You may feel that the work you do is sometimes taken for granted, but the work of the honeybee is really taken for granted.
We all know honeybees gather nectar to produce honey, but they perform another vital function — pollination of agricultural crops, home gardens, and orchards.
As bees travel in search of nectar, they transfer pollen from plant to plant. This fertilizes the plants and enables them to bear fruit.
Approximately 30% of the human diet is derived from insect-pollinated plants and the honeybee is responsible for 80% of this pollination. That is amazing!
Bees collect pollen and nectar. Pollen is a very high-protein food for bees. Plants give up some pollen in exchange for the bees’ services in transferring pollen from other plants. Nectar is sucked up through the bee’s proboscis, mixed with enzymes in the stomach, and carried back to the hive, where it is stored in wax cells and evaporated into honey.
Some bees tend to stay with a specific kind of flower. For example, a honeybee that visits an apple blossom on its first flight, will usually visit only apple blossoms until there are no more, and then they would change to another flower.
Did you know the honeybee is the only insect in the world that makes food for humans?
So, if you happen to see honeybees during a summer outing, don’t be so hard on them. They are not out to get you. Their stinger is simply a defense mechanism. Their job is to get nectar and spread pollen. They are just doing their job.
We do have a number of local honey operations where you can purchase honey products. They are: Camden Meadows in Dresden (519-683-2033); Mike Dodok Apiaries in Chatham (519-351-8338); and Shiloh Homestead in Muirkirk (519-678-3747). You can also purchase locally grown honey at many of our farm markets and stores.
Why buy local honey? Some say local honey will cure your seasonal allergies, and others say it’s just plain good.
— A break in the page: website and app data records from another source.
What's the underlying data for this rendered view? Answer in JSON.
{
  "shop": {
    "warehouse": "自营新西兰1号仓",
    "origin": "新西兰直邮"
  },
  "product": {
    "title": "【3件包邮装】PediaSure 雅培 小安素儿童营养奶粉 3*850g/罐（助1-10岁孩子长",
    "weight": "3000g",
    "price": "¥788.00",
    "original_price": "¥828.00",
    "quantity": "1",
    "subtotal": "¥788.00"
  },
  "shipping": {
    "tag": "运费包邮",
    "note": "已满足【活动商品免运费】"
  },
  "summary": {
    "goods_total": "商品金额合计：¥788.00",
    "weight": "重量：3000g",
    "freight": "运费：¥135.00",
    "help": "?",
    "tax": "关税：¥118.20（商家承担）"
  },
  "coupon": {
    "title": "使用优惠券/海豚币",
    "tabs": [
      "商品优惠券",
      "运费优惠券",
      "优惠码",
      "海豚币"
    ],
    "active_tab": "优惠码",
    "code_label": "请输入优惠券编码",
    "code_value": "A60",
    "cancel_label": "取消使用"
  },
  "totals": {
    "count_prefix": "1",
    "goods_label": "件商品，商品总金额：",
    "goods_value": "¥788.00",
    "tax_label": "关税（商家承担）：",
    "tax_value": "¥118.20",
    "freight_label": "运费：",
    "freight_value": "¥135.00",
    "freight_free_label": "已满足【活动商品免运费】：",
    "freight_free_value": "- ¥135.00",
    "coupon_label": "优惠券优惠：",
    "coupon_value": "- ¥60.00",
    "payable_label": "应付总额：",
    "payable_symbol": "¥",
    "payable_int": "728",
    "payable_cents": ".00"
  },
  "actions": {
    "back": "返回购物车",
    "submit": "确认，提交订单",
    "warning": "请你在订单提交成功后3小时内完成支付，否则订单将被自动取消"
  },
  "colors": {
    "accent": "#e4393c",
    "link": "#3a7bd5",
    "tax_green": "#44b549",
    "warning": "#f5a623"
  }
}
Whether you want to reduce your carbon footprint or support local agriculture, buying honey that’s made by bees in your own area is a good thing to do.
But there’s another reason you should purchase locally made honey — your own safety.
International honey launderers sometimes ship contaminated honey from China to the U.S., using intermediaries to falsify shipping labels and documents. The honey you purchase in your grocery chain might be labeled as a product of Australia, Thailand, or India, but there’s a good chance it came from China. Barrels of honey travel from China to one of several other countries, where they are relabeled and reshipped to North America to be distributed by packing companies unaware of the scheme.
That’s even more reason to support our bee sector by buying local honey, which is delicious and good for you.
Think about this – The Lord is our refuge and strength, and a very present help in times of trouble.
Just some bee-eautiful food for thought.
Remember that here in Chatham-Kent ‘We Grow for the World’. Check out our community’s agricultural website at: www.wegrowfortheworld.com
Kim Cooper has been involved in the agribusiness sector for over 45 years. He can be reached at: firstname.lastname@example.org
You can also follow him on Twitter at ‘theAGguy’